Excerpts from an interface dataset

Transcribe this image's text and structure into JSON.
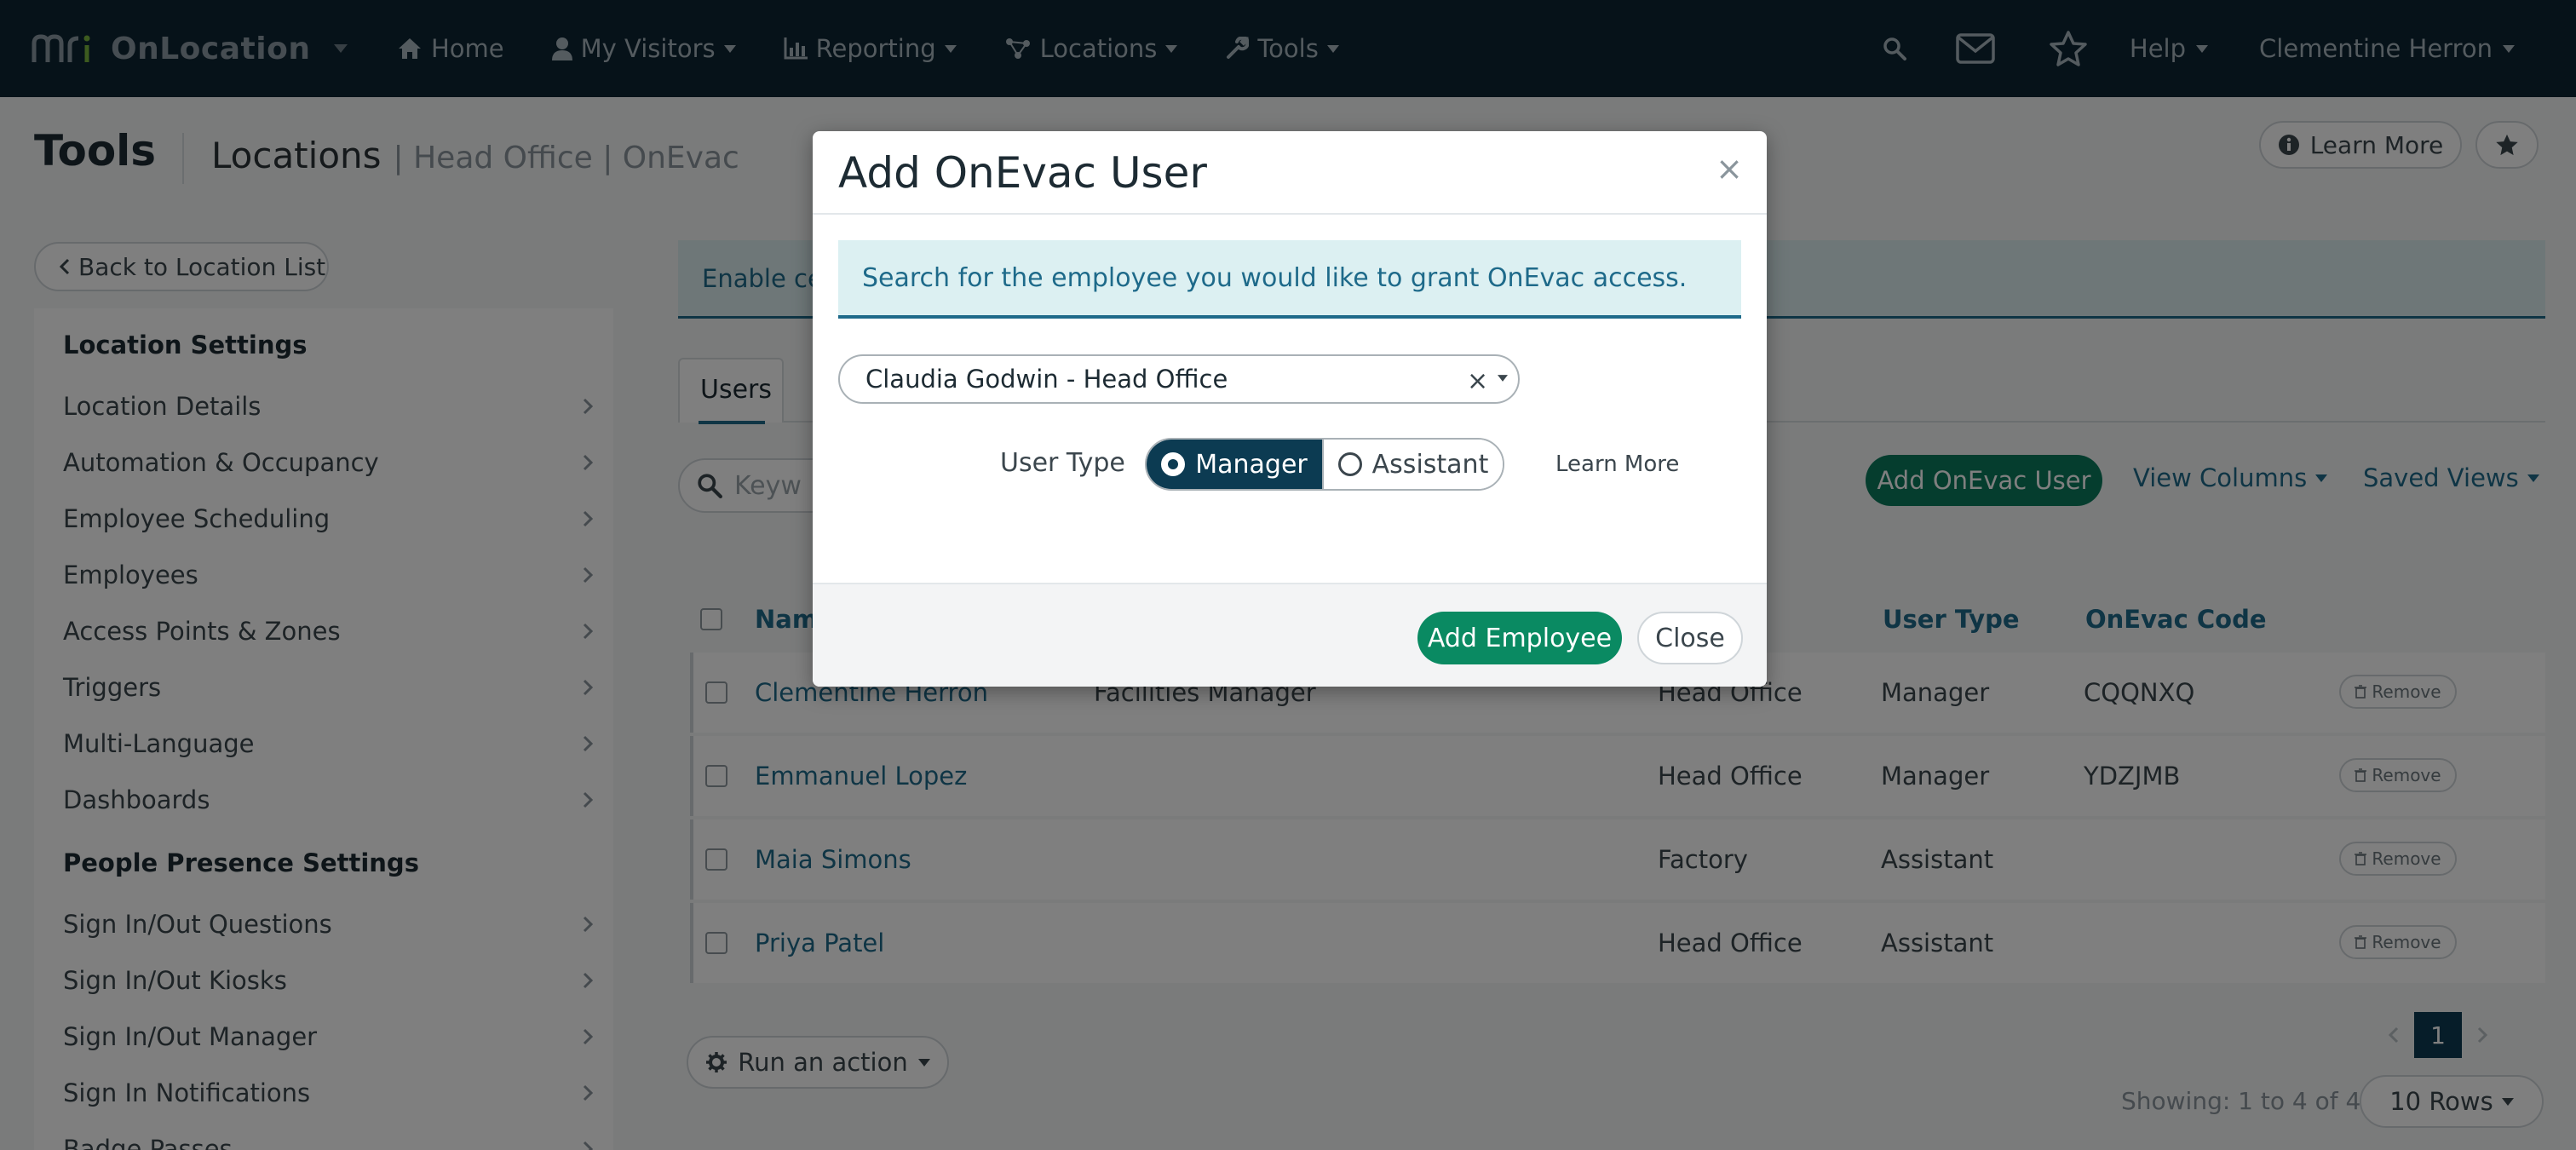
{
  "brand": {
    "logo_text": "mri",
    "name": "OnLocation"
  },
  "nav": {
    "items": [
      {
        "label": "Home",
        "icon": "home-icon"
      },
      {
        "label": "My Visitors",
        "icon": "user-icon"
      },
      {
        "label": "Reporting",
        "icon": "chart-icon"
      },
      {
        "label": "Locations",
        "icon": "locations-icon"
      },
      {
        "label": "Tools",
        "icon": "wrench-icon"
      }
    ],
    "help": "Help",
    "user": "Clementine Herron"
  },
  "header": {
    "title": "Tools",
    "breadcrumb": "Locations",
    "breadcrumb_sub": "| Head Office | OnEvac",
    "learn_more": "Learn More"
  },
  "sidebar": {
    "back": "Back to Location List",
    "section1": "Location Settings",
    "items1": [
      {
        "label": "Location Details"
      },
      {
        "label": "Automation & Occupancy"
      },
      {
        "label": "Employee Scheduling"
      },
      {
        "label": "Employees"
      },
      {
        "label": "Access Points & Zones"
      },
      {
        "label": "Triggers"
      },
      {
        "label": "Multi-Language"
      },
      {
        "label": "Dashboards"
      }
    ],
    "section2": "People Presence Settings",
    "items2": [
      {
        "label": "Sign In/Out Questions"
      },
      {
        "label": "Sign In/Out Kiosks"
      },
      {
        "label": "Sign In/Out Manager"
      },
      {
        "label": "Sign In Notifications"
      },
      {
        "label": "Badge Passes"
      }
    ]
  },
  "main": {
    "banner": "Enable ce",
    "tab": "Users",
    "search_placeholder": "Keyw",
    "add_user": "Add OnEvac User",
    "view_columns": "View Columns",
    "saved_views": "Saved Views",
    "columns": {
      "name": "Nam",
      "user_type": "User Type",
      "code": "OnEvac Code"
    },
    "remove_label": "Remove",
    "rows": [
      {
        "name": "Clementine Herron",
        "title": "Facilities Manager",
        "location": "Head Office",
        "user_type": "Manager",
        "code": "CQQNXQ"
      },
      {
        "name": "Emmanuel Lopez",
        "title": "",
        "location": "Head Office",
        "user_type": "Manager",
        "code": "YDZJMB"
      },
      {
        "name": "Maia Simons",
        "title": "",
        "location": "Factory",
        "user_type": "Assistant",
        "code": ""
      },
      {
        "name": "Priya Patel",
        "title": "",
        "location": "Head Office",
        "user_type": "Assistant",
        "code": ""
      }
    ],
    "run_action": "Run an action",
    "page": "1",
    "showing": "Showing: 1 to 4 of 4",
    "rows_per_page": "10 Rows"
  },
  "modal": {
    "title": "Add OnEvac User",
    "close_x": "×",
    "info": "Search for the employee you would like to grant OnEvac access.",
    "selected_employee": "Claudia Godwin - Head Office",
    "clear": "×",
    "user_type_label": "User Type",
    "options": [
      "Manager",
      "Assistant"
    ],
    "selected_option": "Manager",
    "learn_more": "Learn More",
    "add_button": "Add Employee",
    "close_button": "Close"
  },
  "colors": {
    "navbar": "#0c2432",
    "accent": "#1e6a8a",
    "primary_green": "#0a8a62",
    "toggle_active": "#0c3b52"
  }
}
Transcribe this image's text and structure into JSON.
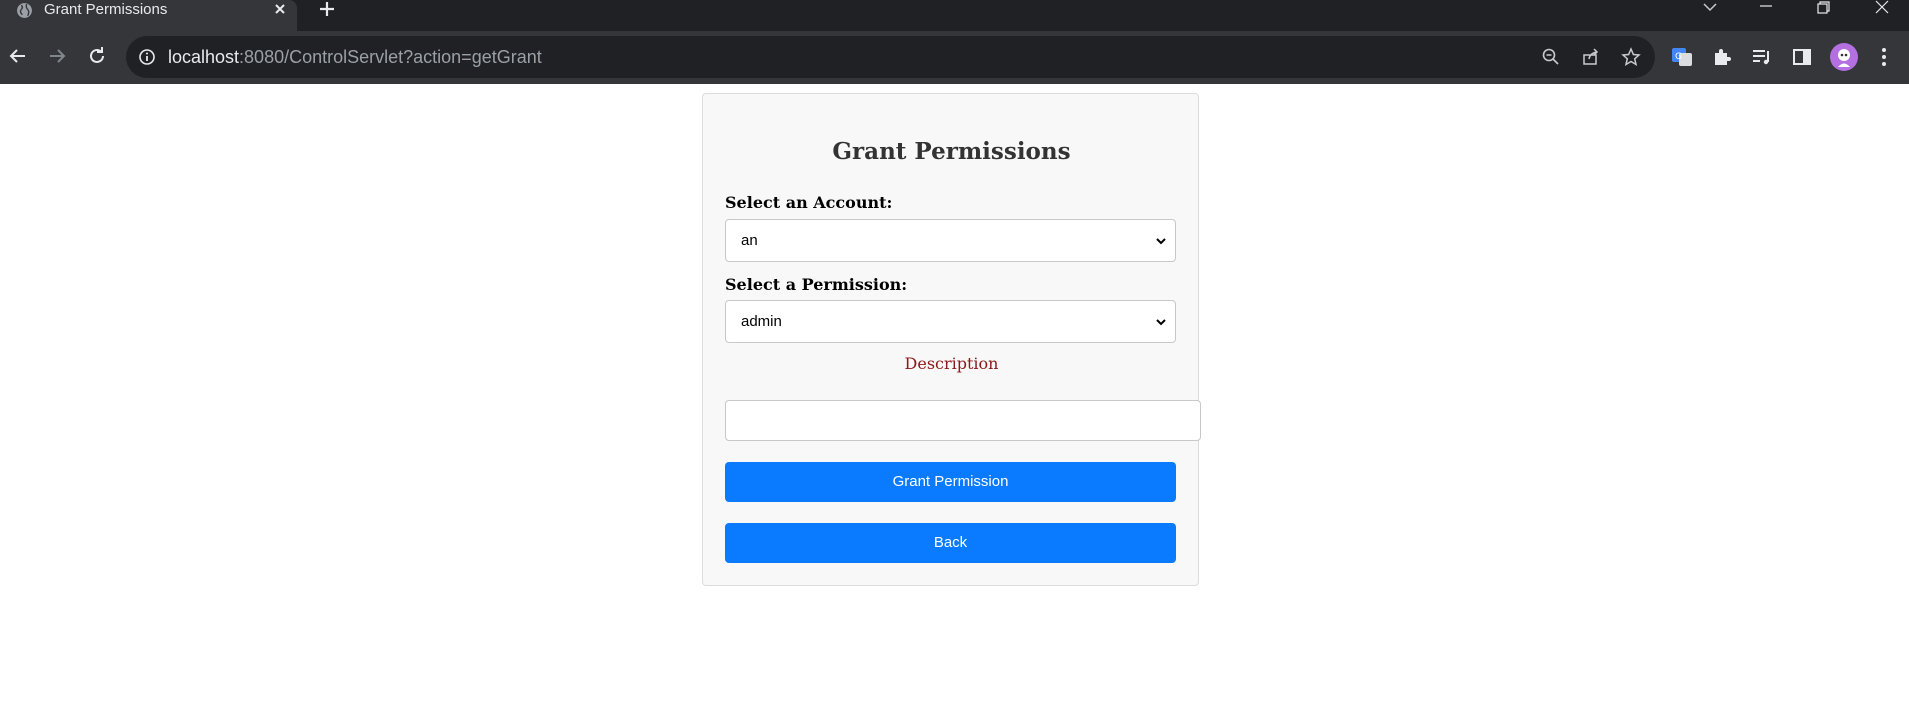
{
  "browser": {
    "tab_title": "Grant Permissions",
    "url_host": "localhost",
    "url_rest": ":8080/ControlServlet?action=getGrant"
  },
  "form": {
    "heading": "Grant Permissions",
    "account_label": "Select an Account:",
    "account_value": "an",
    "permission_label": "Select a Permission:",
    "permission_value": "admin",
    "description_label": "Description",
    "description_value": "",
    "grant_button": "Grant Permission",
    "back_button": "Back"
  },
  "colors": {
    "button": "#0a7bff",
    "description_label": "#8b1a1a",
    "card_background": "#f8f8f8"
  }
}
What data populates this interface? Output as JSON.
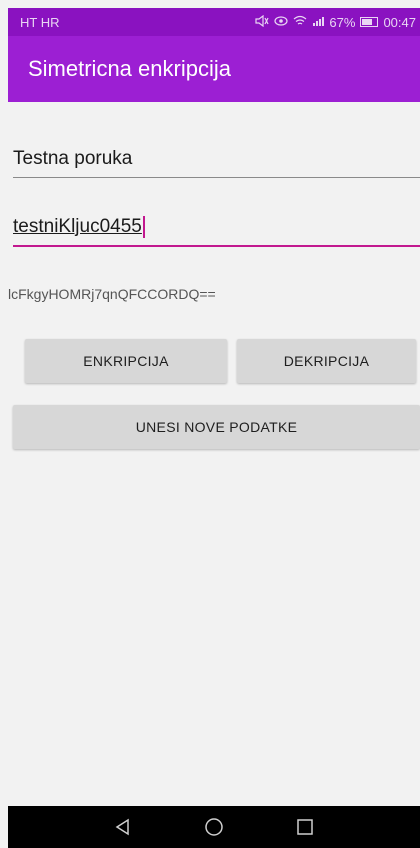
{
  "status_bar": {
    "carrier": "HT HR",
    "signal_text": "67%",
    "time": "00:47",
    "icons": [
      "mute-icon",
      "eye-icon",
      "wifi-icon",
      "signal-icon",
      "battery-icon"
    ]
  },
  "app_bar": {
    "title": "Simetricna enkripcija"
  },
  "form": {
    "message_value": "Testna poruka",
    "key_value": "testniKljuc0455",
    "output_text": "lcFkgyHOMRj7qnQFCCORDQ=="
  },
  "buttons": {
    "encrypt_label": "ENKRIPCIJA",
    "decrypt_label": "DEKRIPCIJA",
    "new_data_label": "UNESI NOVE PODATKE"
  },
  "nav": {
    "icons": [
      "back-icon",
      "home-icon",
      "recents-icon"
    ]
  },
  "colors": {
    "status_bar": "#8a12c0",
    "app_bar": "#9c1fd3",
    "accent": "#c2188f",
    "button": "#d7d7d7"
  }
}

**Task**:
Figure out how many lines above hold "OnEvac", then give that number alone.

**Exercise answer**:
5